What is expected
The records that follow must be repeated exactly, line by line.

The data
○ ○ ○ ○ ○

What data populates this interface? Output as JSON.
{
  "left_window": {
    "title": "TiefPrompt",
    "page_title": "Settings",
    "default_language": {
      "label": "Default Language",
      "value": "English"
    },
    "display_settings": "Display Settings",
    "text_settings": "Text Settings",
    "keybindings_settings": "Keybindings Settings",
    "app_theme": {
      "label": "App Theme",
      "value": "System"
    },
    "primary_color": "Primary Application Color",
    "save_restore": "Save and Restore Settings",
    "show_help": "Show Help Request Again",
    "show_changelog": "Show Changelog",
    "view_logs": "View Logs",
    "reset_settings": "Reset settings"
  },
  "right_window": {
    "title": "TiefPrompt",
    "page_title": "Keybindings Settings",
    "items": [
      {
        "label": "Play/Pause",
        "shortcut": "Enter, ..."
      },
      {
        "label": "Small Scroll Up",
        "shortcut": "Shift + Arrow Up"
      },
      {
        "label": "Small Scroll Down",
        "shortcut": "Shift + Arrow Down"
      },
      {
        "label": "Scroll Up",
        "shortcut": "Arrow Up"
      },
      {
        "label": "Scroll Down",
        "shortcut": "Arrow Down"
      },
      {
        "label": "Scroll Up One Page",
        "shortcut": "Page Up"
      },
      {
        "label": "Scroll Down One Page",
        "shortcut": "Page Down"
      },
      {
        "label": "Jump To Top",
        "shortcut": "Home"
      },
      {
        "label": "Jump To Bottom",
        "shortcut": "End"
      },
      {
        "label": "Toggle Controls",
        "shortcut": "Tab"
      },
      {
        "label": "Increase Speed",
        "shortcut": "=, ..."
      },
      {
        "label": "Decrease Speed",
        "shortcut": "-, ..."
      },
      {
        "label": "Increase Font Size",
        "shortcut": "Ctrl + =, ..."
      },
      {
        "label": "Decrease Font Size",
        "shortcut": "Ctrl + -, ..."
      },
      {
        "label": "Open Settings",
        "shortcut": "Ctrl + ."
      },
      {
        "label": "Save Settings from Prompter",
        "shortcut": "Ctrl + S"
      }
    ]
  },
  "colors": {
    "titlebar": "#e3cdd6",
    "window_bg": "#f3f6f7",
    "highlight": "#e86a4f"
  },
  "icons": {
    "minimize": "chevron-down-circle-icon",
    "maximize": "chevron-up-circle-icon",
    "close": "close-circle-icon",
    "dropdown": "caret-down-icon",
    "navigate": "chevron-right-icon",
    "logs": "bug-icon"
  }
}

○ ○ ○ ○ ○

Task solution
What data populates this interface? Output as JSON.
{
  "left_window": {
    "title": "TiefPrompt",
    "page_title": "Settings",
    "default_language": {
      "label": "Default Language",
      "value": "English"
    },
    "display_settings": "Display Settings",
    "text_settings": "Text Settings",
    "keybindings_settings": "Keybindings Settings",
    "app_theme": {
      "label": "App Theme",
      "value": "System"
    },
    "primary_color": "Primary Application Color",
    "save_restore": "Save and Restore Settings",
    "show_help": "Show Help Request Again",
    "show_changelog": "Show Changelog",
    "view_logs": "View Logs",
    "reset_settings": "Reset settings"
  },
  "right_window": {
    "title": "TiefPrompt",
    "page_title": "Keybindings Settings",
    "items": [
      {
        "label": "Play/Pause",
        "shortcut": "Enter, ..."
      },
      {
        "label": "Small Scroll Up",
        "shortcut": "Shift + Arrow Up"
      },
      {
        "label": "Small Scroll Down",
        "shortcut": "Shift + Arrow Down"
      },
      {
        "label": "Scroll Up",
        "shortcut": "Arrow Up"
      },
      {
        "label": "Scroll Down",
        "shortcut": "Arrow Down"
      },
      {
        "label": "Scroll Up One Page",
        "shortcut": "Page Up"
      },
      {
        "label": "Scroll Down One Page",
        "shortcut": "Page Down"
      },
      {
        "label": "Jump To Top",
        "shortcut": "Home"
      },
      {
        "label": "Jump To Bottom",
        "shortcut": "End"
      },
      {
        "label": "Toggle Controls",
        "shortcut": "Tab"
      },
      {
        "label": "Increase Speed",
        "shortcut": "=, ..."
      },
      {
        "label": "Decrease Speed",
        "shortcut": "-, ..."
      },
      {
        "label": "Increase Font Size",
        "shortcut": "Ctrl + =, ..."
      },
      {
        "label": "Decrease Font Size",
        "shortcut": "Ctrl + -, ..."
      },
      {
        "label": "Open Settings",
        "shortcut": "Ctrl + ."
      },
      {
        "label": "Save Settings from Prompter",
        "shortcut": "Ctrl + S"
      }
    ]
  },
  "colors": {
    "titlebar": "#e3cdd6",
    "window_bg": "#f3f6f7",
    "highlight": "#e86a4f"
  },
  "icons": {
    "minimize": "chevron-down-circle-icon",
    "maximize": "chevron-up-circle-icon",
    "close": "close-circle-icon",
    "dropdown": "caret-down-icon",
    "navigate": "chevron-right-icon",
    "logs": "bug-icon"
  }
}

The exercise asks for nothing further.